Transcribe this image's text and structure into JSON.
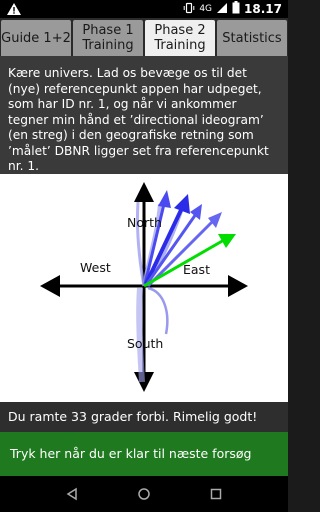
{
  "status_bar": {
    "network": "4G",
    "time": "18.17"
  },
  "tabs": [
    {
      "label": "Guide 1+2",
      "active": false
    },
    {
      "label": "Phase 1 Training",
      "active": false
    },
    {
      "label": "Phase 2 Training",
      "active": true
    },
    {
      "label": "Statistics",
      "active": false
    }
  ],
  "message": "Kære univers. Lad os bevæge os til det (nye) referencepunkt appen har udpeget, som har ID nr. 1, og når vi ankommer tegner min hånd et ’directional ideogram’ (en streg) i den geografiske retning som ’målet’ DBNR ligger set fra referencepunkt nr. 1.",
  "compass": {
    "north": "North",
    "south": "South",
    "east": "East",
    "west": "West"
  },
  "result": "Du ramte 33 grader forbi. Rimelig godt!",
  "next_button": "Tryk her når du er klar til næste forsøg",
  "colors": {
    "target_arrow": "#00dd00",
    "guess_arrows": "#3333ee",
    "sketch": "#7777ee",
    "button_bg": "#1f7a1f"
  }
}
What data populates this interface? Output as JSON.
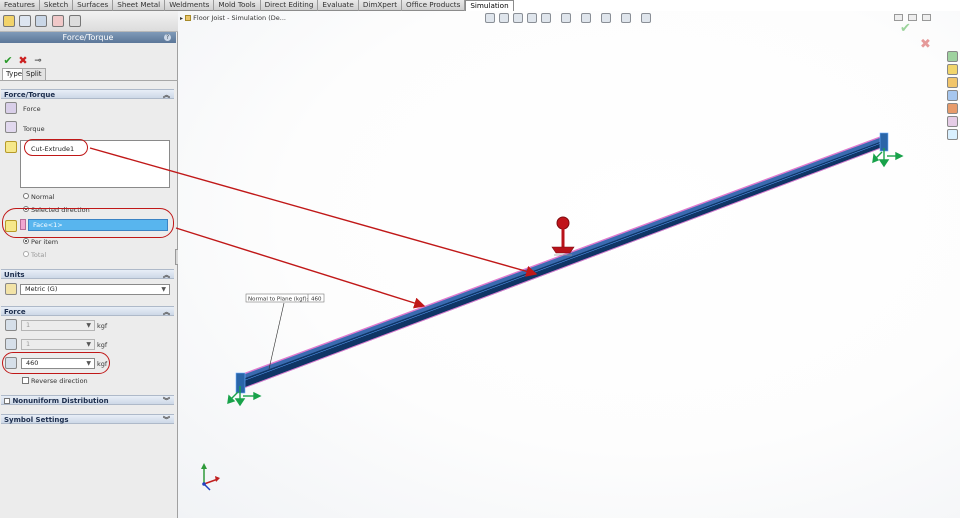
{
  "command_tabs": [
    "Features",
    "Sketch",
    "Surfaces",
    "Sheet Metal",
    "Weldments",
    "Mold Tools",
    "Direct Editing",
    "Evaluate",
    "DimXpert",
    "Office Products",
    "Simulation"
  ],
  "active_tab": "Simulation",
  "property_manager": {
    "title": "Force/Torque",
    "ok_icon": "check-icon",
    "cancel_icon": "x-icon",
    "pin_icon": "pushpin-icon",
    "tabs": [
      "Type",
      "Split"
    ],
    "force_torque": {
      "header": "Force/Torque",
      "force_label": "Force",
      "torque_label": "Torque",
      "faces_list_item": "Cut-Extrude1",
      "normal_label": "Normal",
      "selected_direction_label": "Selected direction",
      "direction_selection": "Face<1>",
      "per_item_label": "Per item",
      "total_label": "Total"
    },
    "units": {
      "header": "Units",
      "value": "Metric (G)"
    },
    "force": {
      "header": "Force",
      "components": [
        {
          "value": "1",
          "unit": "kgf",
          "enabled": false
        },
        {
          "value": "1",
          "unit": "kgf",
          "enabled": false
        },
        {
          "value": "460",
          "unit": "kgf",
          "enabled": true
        }
      ],
      "reverse_direction_label": "Reverse direction"
    },
    "nonuniform": {
      "header": "Nonuniform Distribution"
    },
    "symbol_settings": {
      "header": "Symbol Settings"
    }
  },
  "viewport": {
    "tree_flyout": "Floor Joist - Simulation (De...",
    "callout": {
      "label": "Normal to Plane (kgf):",
      "value": "460"
    }
  },
  "colors": {
    "beam_body": "#0f3566",
    "beam_edge": "#e07ad0",
    "annotation_red": "#c01818",
    "selection_blue": "#58b5ee",
    "pm_title_bar": "#6a86aa"
  }
}
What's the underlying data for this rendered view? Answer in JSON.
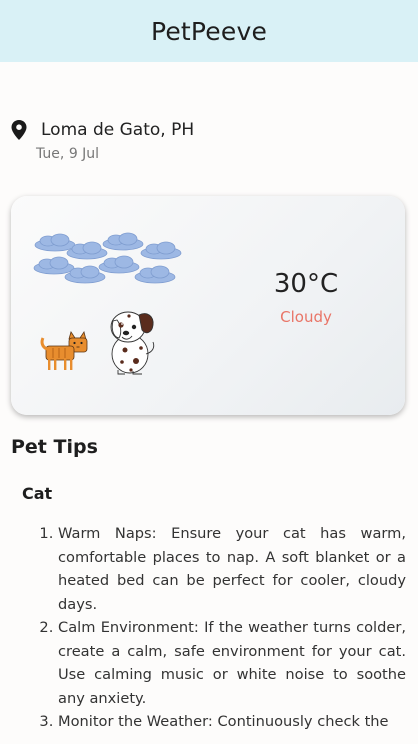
{
  "header": {
    "title": "PetPeeve"
  },
  "location": {
    "place": "Loma de Gato, PH",
    "date": "Tue, 9 Jul",
    "icon": "map-pin-icon"
  },
  "weather": {
    "temperature": "30°C",
    "condition": "Cloudy",
    "illustration": "clouds-cat-dog-illustration"
  },
  "tips": {
    "section_title": "Pet Tips",
    "pet_type": "Cat",
    "items": [
      "Warm Naps: Ensure your cat has warm, comfortable places to nap. A soft blanket or a heated bed can be perfect for cooler, cloudy days.",
      "Calm Environment: If the weather turns colder, create a calm, safe environment for your cat. Use calming music or white noise to soothe any anxiety.",
      "Monitor the Weather: Continuously check the"
    ]
  }
}
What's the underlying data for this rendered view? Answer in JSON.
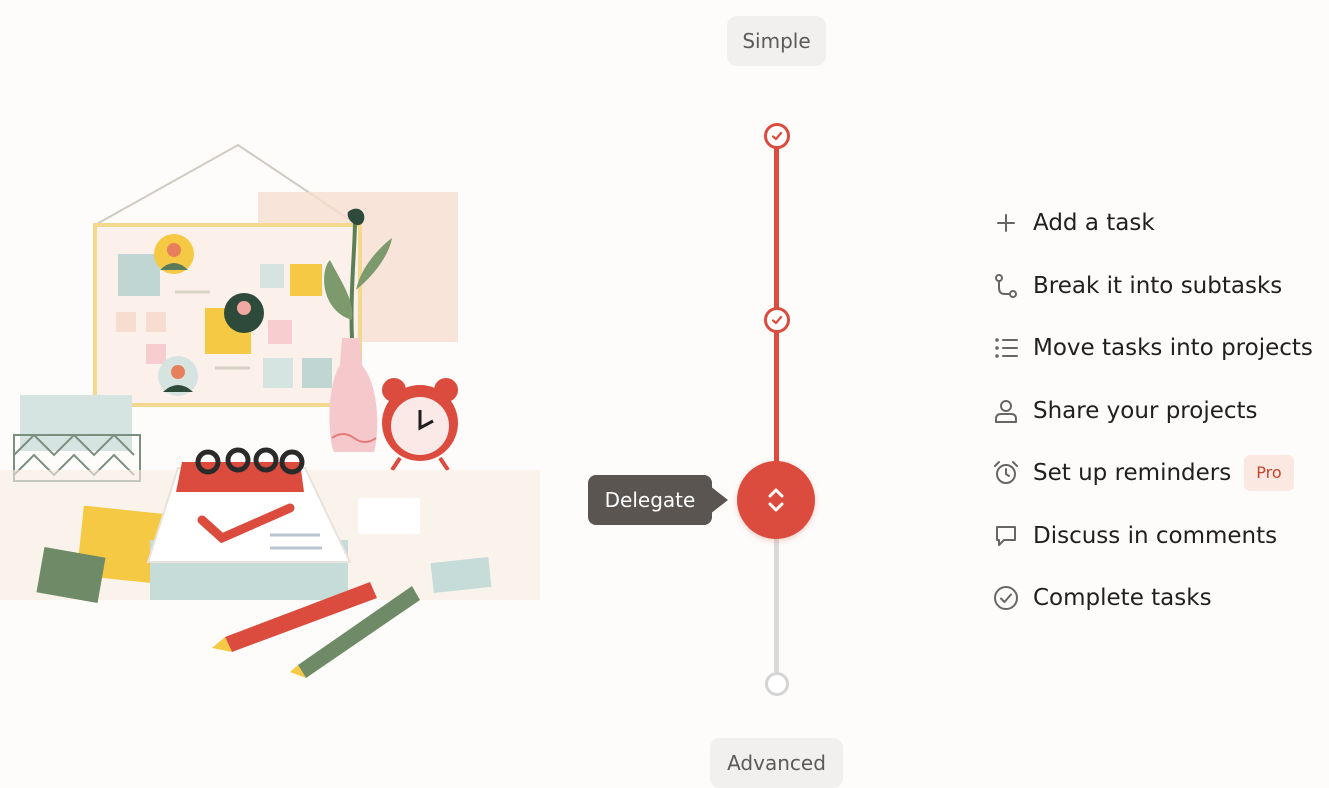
{
  "slider": {
    "top_label": "Simple",
    "bottom_label": "Advanced",
    "tooltip": "Delegate",
    "accent_color": "#dc4c3e",
    "inactive_color": "#dadada",
    "completed_steps": 2,
    "handle_icon": "chevron-up-down-icon"
  },
  "features": [
    {
      "label": "Add a task",
      "icon": "plus-icon"
    },
    {
      "label": "Break it into subtasks",
      "icon": "subtask-icon"
    },
    {
      "label": "Move tasks into projects",
      "icon": "list-icon"
    },
    {
      "label": "Share your projects",
      "icon": "person-icon"
    },
    {
      "label": "Set up reminders",
      "icon": "alarm-icon",
      "badge": "Pro"
    },
    {
      "label": "Discuss in comments",
      "icon": "comment-icon"
    },
    {
      "label": "Complete tasks",
      "icon": "check-circle-icon"
    }
  ]
}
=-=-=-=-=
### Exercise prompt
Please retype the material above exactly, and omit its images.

### Result for this exercise
Transcribe this image's text and structure into JSON.
{
  "status_bar": {
    "network": "4G",
    "time": "18.17"
  },
  "tabs": [
    {
      "label": "Guide 1+2",
      "active": false
    },
    {
      "label": "Phase 1 Training",
      "active": false
    },
    {
      "label": "Phase 2 Training",
      "active": true
    },
    {
      "label": "Statistics",
      "active": false
    }
  ],
  "message": "Kære univers. Lad os bevæge os til det (nye) referencepunkt appen har udpeget, som har ID nr. 1, og når vi ankommer tegner min hånd et ’directional ideogram’ (en streg) i den geografiske retning som ’målet’ DBNR ligger set fra referencepunkt nr. 1.",
  "compass": {
    "north": "North",
    "south": "South",
    "east": "East",
    "west": "West"
  },
  "result": "Du ramte 33 grader forbi. Rimelig godt!",
  "next_button": "Tryk her når du er klar til næste forsøg",
  "colors": {
    "target_arrow": "#00dd00",
    "guess_arrows": "#3333ee",
    "sketch": "#7777ee",
    "button_bg": "#1f7a1f"
  }
}
What data populates this interface? Output as JSON.
{
  "command_tabs": [
    "Features",
    "Sketch",
    "Surfaces",
    "Sheet Metal",
    "Weldments",
    "Mold Tools",
    "Direct Editing",
    "Evaluate",
    "DimXpert",
    "Office Products",
    "Simulation"
  ],
  "active_tab": "Simulation",
  "property_manager": {
    "title": "Force/Torque",
    "ok_icon": "check-icon",
    "cancel_icon": "x-icon",
    "pin_icon": "pushpin-icon",
    "tabs": [
      "Type",
      "Split"
    ],
    "force_torque": {
      "header": "Force/Torque",
      "force_label": "Force",
      "torque_label": "Torque",
      "faces_list_item": "Cut-Extrude1",
      "normal_label": "Normal",
      "selected_direction_label": "Selected direction",
      "direction_selection": "Face<1>",
      "per_item_label": "Per item",
      "total_label": "Total"
    },
    "units": {
      "header": "Units",
      "value": "Metric (G)"
    },
    "force": {
      "header": "Force",
      "components": [
        {
          "value": "1",
          "unit": "kgf",
          "enabled": false
        },
        {
          "value": "1",
          "unit": "kgf",
          "enabled": false
        },
        {
          "value": "460",
          "unit": "kgf",
          "enabled": true
        }
      ],
      "reverse_direction_label": "Reverse direction"
    },
    "nonuniform": {
      "header": "Nonuniform Distribution"
    },
    "symbol_settings": {
      "header": "Symbol Settings"
    }
  },
  "viewport": {
    "tree_flyout": "Floor Joist - Simulation (De...",
    "callout": {
      "label": "Normal to Plane (kgf):",
      "value": "460"
    }
  },
  "colors": {
    "beam_body": "#0f3566",
    "beam_edge": "#e07ad0",
    "annotation_red": "#c01818",
    "selection_blue": "#58b5ee",
    "pm_title_bar": "#6a86aa"
  }
}
What's the underlying data for this rendered view? Answer in JSON.
{
  "header": {
    "title": "PetPeeve"
  },
  "location": {
    "place": "Loma de Gato, PH",
    "date": "Tue, 9 Jul",
    "icon": "map-pin-icon"
  },
  "weather": {
    "temperature": "30°C",
    "condition": "Cloudy",
    "illustration": "clouds-cat-dog-illustration"
  },
  "tips": {
    "section_title": "Pet Tips",
    "pet_type": "Cat",
    "items": [
      "Warm Naps: Ensure your cat has warm, comfortable places to nap. A soft blanket or a heated bed can be perfect for cooler, cloudy days.",
      "Calm Environment: If the weather turns colder, create a calm, safe environment for your cat. Use calming music or white noise to soothe any anxiety.",
      "Monitor the Weather: Continuously check the"
    ]
  }
}
What's the underlying data for this rendered view? Answer in JSON.
{
  "slider": {
    "top_label": "Simple",
    "bottom_label": "Advanced",
    "tooltip": "Delegate",
    "accent_color": "#dc4c3e",
    "inactive_color": "#dadada",
    "completed_steps": 2,
    "handle_icon": "chevron-up-down-icon"
  },
  "features": [
    {
      "label": "Add a task",
      "icon": "plus-icon"
    },
    {
      "label": "Break it into subtasks",
      "icon": "subtask-icon"
    },
    {
      "label": "Move tasks into projects",
      "icon": "list-icon"
    },
    {
      "label": "Share your projects",
      "icon": "person-icon"
    },
    {
      "label": "Set up reminders",
      "icon": "alarm-icon",
      "badge": "Pro"
    },
    {
      "label": "Discuss in comments",
      "icon": "comment-icon"
    },
    {
      "label": "Complete tasks",
      "icon": "check-circle-icon"
    }
  ]
}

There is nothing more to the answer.